Directions for this task ▸
Each line of the listing that includes the string "used" needs to be located and copied.

Information supplied ▸
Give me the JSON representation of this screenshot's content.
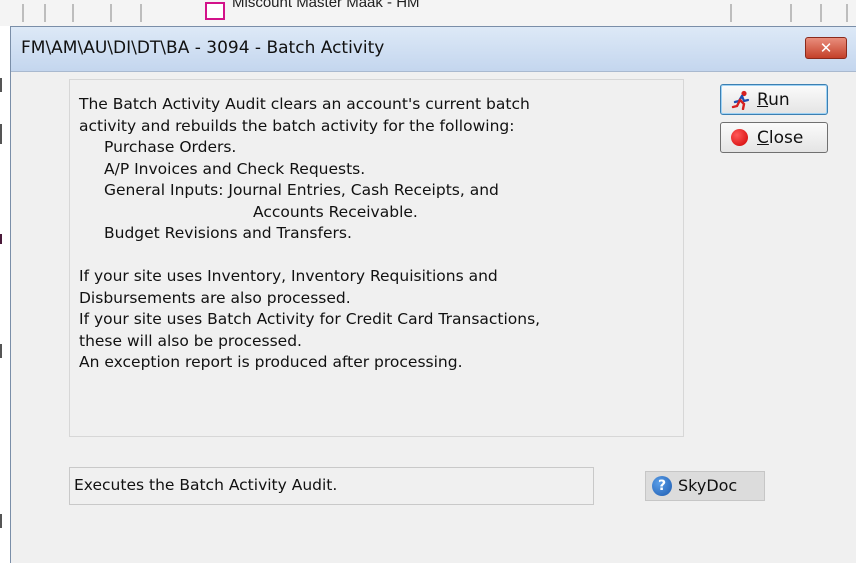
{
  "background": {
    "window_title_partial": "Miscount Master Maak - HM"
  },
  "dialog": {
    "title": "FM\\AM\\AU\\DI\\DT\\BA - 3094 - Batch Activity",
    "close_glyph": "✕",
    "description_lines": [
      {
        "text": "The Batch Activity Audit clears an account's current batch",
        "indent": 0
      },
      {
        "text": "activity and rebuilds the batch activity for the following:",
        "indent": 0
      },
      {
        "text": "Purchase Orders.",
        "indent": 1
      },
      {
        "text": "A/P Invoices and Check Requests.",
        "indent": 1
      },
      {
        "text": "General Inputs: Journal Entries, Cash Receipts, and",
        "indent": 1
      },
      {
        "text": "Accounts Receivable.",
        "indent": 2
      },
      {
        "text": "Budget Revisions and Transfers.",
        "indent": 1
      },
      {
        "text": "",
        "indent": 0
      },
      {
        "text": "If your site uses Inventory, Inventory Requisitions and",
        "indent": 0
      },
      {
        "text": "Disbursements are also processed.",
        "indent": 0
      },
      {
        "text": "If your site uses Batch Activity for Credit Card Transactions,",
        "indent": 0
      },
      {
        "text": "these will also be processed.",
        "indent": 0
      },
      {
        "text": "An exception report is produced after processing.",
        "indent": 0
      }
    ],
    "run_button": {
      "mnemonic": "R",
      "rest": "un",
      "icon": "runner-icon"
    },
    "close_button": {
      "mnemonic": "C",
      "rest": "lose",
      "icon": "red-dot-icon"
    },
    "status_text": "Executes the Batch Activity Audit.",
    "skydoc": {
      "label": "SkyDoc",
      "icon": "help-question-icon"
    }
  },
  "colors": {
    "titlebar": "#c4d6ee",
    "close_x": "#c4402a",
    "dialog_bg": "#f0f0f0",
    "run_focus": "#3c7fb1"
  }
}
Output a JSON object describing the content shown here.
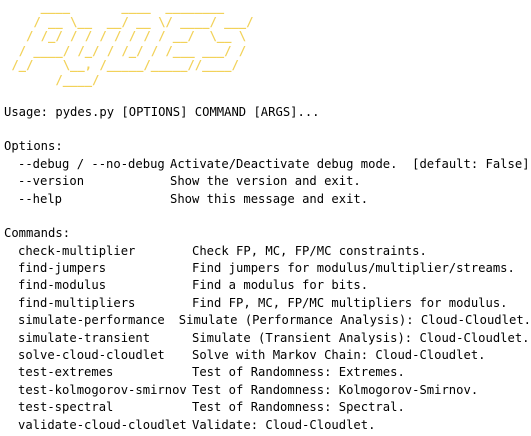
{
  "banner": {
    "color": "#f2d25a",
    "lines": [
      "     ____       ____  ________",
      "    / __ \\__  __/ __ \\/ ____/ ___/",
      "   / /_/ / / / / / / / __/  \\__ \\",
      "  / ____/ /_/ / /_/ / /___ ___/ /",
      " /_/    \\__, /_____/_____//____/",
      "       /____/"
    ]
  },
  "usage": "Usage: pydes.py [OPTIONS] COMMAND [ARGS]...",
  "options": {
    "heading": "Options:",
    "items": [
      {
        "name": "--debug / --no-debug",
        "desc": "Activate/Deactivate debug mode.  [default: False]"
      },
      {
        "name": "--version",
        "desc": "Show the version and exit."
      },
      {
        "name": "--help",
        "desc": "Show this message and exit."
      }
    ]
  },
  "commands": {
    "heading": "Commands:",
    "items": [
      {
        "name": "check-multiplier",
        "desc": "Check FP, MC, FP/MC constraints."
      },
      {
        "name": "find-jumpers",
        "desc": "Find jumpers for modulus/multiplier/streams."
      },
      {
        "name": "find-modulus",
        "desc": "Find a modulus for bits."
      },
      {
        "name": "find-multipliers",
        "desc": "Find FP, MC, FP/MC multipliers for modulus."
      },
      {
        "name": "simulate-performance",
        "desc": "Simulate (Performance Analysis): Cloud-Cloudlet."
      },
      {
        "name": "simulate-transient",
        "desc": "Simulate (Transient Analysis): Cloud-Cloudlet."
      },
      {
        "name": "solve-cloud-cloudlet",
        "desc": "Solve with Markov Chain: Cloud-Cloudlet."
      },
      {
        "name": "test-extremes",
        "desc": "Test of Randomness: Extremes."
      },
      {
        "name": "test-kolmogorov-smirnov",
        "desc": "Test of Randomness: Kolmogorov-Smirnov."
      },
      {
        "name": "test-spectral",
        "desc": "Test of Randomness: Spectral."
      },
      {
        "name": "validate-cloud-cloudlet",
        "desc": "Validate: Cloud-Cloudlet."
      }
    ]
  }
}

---

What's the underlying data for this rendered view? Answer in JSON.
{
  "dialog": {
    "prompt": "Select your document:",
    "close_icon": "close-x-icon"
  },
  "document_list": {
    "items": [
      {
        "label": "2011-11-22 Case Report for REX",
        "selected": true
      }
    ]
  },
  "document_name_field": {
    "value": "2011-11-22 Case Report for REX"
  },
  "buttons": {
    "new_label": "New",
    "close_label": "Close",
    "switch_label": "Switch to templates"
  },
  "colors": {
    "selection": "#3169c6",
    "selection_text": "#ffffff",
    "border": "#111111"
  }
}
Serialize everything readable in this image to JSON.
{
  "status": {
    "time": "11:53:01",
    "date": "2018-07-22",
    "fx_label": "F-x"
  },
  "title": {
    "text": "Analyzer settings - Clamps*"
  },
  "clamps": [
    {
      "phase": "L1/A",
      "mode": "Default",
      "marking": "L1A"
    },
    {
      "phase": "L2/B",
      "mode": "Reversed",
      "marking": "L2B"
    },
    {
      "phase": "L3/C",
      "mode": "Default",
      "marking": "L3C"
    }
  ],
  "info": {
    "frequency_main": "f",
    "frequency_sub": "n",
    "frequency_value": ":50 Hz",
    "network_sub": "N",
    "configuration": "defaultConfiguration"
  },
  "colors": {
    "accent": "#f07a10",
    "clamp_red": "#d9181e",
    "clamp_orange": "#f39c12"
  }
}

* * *

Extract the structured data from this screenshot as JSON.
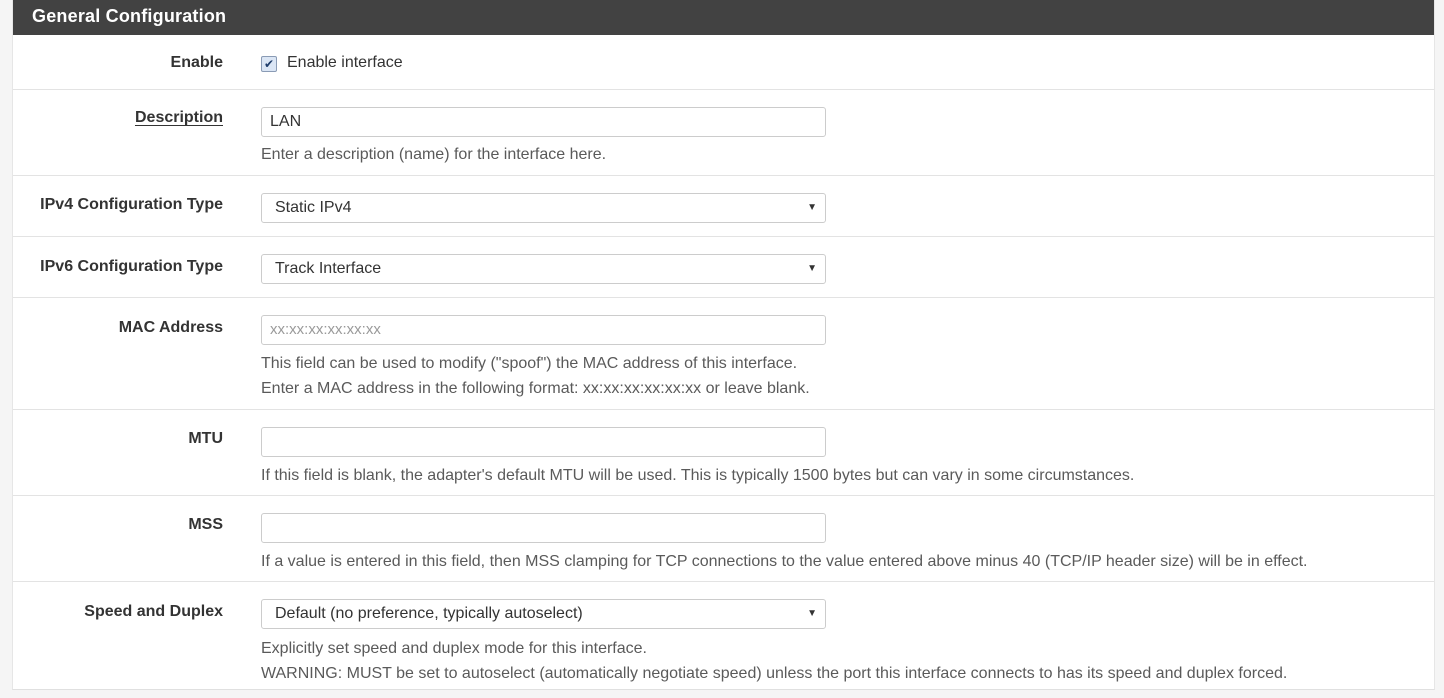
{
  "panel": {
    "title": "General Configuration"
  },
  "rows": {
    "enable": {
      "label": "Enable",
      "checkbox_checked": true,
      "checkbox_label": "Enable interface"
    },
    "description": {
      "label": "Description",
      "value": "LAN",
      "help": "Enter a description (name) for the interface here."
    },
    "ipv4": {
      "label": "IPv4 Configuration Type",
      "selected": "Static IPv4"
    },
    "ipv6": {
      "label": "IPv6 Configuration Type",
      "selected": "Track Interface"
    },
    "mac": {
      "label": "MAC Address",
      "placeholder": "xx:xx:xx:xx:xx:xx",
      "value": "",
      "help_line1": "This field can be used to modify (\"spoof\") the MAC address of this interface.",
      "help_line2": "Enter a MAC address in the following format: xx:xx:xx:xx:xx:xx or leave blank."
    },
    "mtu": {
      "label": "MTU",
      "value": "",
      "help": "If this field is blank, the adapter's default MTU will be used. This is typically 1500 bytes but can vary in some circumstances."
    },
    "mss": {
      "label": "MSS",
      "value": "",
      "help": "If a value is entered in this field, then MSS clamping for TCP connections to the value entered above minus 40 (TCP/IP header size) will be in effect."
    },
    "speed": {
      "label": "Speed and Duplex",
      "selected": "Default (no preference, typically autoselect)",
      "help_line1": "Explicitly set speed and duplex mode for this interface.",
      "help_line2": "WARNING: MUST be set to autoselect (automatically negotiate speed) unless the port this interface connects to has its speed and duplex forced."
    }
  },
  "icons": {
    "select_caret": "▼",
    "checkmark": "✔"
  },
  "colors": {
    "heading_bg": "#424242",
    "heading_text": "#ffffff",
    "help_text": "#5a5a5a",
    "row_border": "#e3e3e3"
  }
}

Problem solution ▸
      "help_line1": "This field can be used to modify (\"spoof\") the MAC address of this interface.",
      "help": "If this field is blank, the adapter's default MTU will be used. This is typically 1500 bytes but can vary in some circumstances."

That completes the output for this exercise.